A 55‐year‐old white man without a significant medical history presented to the emergency department (ED) with acute onset of lightheadedness, confusion, and speech difficulty for 2 hours’ duration. Although he was hypotensive, peripheral pulses were equal. The neurological exam was positive for expressive aphasia. A computerized tomography scan of the head ruled out intracranial hemorrhage, and given the National Institute of Health Stroke Scale (NIHSS) score of 6, a thrombolytic agent was administered. Subsequently, carotid ultrasound revealed a 50%–75% stenosis of the right internal and external carotid arteries. Magnetic resonance imaging of the head demonstrated multiple areas of ischemic stroke. A transthoracic echocardiogram (TTE) and transesophageal echocardio‐gram, ordered to exclude cardioembolic etiologies, unexpectedly revealed dissection of the aorta from the aortic root to the abdominal aorta. A chest x‐ray (CXR) revealed mediastinal prominence. On repeat questioning, the patient recollected having transient retrosternal chest discomfort en route to the ED. He underwent successful emergent aortic reconstruction with replacement of the aortic valve and ascending aorta. He was discharged on postoperative day 8, and 2 months later, he did not have any neurological deficits.
Stroke is a clinical diagnosis requiring accuracy and timeliness, especially given the short 3‐hour window for thrombolysis therapy. Standardized stroke scales like NIHSS guide the decision‐making process for emergency physicians administering thrombolysis. Physicians must remember that it offers no role in identifying the etiology of stroke. Our patient is a rare survivor of misdirected thrombolysis that in retrospect would not have been administered after a comprehensive history, physical exam, and bedside imaging studies. Aortic dissection (AD) is a life‐threatening emergency, with a mortality rate of 1%‐2% per hour during the first 48 hours. It can present as acute is‐chemic stroke in 5%‐10% of patients, posing a serious diagnostic dilemma. Thrombolysis is contraindicated in such settings because of fatal cardiac tamponade, aortic rupture, and intracerebral hemorrhage. Current NIHSS guidelines do not recommend CXR, TTE, and carotid ultrasound as part of the initial evaluation of stroke. Emergent CXR and carotid ultrasound before or during thrombolysis have helped to identify AD in patients initially diagnosed with acute ischemic stroke.
In the current era of thrombolysis, physicians should be aware of this atypical presentation of AD and have a high level of suspicion in patients with stroke, particularly in those with impaired consciousness or communication. Rapid bedside imaging studies like CXR, carotid ultrasound, and TTE combined with a comprehensive history and physical exam focusing on chest pain, abdominal pain, bilateral arm blood pressures, and all peripheral pulses can help in earlier recognition of this potentially fatal condition.
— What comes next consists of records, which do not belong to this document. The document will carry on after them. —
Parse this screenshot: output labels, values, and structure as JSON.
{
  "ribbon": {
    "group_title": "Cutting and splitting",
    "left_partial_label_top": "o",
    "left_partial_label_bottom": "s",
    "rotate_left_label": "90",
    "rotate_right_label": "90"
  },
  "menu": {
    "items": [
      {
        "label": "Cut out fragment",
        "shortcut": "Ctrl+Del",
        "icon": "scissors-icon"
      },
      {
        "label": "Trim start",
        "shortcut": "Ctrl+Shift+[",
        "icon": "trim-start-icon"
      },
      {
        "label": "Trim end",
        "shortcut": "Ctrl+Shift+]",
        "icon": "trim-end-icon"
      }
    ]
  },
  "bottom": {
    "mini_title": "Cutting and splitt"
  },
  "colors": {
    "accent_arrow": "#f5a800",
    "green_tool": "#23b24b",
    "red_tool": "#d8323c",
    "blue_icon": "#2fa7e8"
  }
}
V. Ramalingam ‐ none; R. Sinnakirouchenan ‐ none; A. Brasch ‐ none
To cite this abstract:Ramalingam V, Sinnakirouchenan R, Brasch A. A Grave Masquerader!. Abstract published at Hospital Medicine 2011, May 10-13, Dallas, Texas. Abstract 378. Journal of Hospital Medicine. 2011; 6 (suppl 2). https://www.shmabstracts.com/abstract/a-grave-masquerader/. Accessed January 26, 2020.